[Records provided — start]
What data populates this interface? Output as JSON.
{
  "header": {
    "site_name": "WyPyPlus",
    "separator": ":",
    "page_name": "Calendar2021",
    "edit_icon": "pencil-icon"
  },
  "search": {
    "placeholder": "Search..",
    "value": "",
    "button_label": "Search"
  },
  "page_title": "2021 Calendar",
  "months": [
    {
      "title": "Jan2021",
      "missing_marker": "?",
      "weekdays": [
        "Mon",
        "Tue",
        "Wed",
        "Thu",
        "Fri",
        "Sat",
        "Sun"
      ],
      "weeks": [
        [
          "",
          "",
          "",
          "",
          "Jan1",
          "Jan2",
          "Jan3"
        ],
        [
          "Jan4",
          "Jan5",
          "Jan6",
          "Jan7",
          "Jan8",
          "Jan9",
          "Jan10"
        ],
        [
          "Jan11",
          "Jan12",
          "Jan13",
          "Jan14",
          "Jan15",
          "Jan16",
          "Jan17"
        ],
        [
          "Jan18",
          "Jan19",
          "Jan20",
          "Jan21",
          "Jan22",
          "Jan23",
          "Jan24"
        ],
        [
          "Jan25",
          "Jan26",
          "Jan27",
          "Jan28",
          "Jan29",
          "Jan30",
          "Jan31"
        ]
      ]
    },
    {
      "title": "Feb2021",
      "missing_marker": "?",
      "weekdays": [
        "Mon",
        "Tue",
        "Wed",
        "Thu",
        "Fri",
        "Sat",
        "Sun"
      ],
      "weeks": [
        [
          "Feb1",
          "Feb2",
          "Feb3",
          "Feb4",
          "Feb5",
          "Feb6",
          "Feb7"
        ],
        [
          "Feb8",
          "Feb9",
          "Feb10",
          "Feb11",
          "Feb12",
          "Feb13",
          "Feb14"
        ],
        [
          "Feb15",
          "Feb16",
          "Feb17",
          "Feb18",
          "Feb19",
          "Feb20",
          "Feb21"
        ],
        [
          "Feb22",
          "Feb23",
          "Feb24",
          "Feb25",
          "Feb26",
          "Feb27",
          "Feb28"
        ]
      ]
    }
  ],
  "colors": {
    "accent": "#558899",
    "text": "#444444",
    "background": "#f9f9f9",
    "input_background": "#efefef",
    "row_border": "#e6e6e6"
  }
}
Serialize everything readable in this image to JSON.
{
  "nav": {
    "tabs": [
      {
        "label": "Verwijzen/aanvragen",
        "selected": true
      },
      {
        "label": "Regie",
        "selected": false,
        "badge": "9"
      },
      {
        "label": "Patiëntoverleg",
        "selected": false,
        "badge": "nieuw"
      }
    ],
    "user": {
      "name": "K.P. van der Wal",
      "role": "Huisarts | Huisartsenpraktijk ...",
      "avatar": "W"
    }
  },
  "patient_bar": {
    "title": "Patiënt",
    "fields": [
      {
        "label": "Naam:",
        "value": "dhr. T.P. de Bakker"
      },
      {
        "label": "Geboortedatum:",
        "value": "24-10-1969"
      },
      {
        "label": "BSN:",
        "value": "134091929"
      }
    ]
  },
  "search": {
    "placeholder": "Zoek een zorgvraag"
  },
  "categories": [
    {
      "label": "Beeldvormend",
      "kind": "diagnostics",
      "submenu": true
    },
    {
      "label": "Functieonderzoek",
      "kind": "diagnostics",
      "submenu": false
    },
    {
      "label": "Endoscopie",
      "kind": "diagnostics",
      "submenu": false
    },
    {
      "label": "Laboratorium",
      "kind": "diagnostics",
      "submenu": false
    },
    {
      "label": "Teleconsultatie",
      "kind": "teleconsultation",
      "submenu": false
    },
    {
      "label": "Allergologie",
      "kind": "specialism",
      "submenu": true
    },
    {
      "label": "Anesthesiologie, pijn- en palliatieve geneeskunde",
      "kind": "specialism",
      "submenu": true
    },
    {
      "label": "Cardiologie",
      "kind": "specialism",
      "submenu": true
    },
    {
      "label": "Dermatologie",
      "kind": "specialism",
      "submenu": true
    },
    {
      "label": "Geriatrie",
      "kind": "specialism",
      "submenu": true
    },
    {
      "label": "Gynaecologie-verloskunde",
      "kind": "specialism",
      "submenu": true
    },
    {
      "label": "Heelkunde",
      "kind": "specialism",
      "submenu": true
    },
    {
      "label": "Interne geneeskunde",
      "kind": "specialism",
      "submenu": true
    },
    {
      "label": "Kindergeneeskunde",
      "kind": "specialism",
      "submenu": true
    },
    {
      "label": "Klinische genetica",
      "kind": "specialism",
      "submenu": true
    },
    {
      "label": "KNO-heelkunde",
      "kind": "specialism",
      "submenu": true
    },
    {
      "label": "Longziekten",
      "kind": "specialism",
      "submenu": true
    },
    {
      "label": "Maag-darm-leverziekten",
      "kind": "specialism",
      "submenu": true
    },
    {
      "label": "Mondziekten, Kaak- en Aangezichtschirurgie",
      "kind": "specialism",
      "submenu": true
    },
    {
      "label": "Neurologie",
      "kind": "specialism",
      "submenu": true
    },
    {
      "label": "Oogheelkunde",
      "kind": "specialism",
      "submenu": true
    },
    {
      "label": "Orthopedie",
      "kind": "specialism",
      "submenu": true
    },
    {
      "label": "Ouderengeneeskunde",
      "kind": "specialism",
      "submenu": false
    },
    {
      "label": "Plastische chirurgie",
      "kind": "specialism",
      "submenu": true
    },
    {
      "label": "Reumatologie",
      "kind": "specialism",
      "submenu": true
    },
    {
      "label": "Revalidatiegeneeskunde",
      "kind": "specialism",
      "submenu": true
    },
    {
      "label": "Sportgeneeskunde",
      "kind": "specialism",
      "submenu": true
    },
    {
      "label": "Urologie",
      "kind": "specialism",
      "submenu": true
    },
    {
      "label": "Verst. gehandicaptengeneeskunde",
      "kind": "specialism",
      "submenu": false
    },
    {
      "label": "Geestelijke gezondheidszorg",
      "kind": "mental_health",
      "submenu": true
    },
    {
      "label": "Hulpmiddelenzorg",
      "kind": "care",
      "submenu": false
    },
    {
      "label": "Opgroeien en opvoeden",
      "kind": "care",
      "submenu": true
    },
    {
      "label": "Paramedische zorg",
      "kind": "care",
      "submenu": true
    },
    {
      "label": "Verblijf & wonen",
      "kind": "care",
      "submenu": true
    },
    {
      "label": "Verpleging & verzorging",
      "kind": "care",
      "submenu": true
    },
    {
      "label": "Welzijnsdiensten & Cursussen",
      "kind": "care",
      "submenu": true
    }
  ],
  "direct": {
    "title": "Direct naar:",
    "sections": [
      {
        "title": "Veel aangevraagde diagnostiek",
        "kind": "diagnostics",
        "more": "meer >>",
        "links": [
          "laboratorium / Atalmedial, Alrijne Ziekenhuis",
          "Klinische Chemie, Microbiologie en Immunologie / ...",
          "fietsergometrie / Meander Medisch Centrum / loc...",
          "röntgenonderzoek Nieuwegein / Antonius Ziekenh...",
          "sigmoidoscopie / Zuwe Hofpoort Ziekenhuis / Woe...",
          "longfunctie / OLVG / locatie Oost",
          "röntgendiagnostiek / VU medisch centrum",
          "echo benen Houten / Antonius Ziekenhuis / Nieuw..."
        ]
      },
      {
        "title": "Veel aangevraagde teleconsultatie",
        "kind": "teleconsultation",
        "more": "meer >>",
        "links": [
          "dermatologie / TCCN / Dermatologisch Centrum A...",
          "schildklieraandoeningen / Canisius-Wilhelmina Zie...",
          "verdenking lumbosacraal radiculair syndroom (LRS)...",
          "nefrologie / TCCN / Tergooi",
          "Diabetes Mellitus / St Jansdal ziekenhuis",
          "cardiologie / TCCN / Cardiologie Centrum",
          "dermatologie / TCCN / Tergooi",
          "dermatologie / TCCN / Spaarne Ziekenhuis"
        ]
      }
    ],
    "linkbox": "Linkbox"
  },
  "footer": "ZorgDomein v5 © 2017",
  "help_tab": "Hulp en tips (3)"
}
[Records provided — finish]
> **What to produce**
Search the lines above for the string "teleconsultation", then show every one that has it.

> **Solution for this exercise**
      "kind": "teleconsultation",
        "kind": "teleconsultation",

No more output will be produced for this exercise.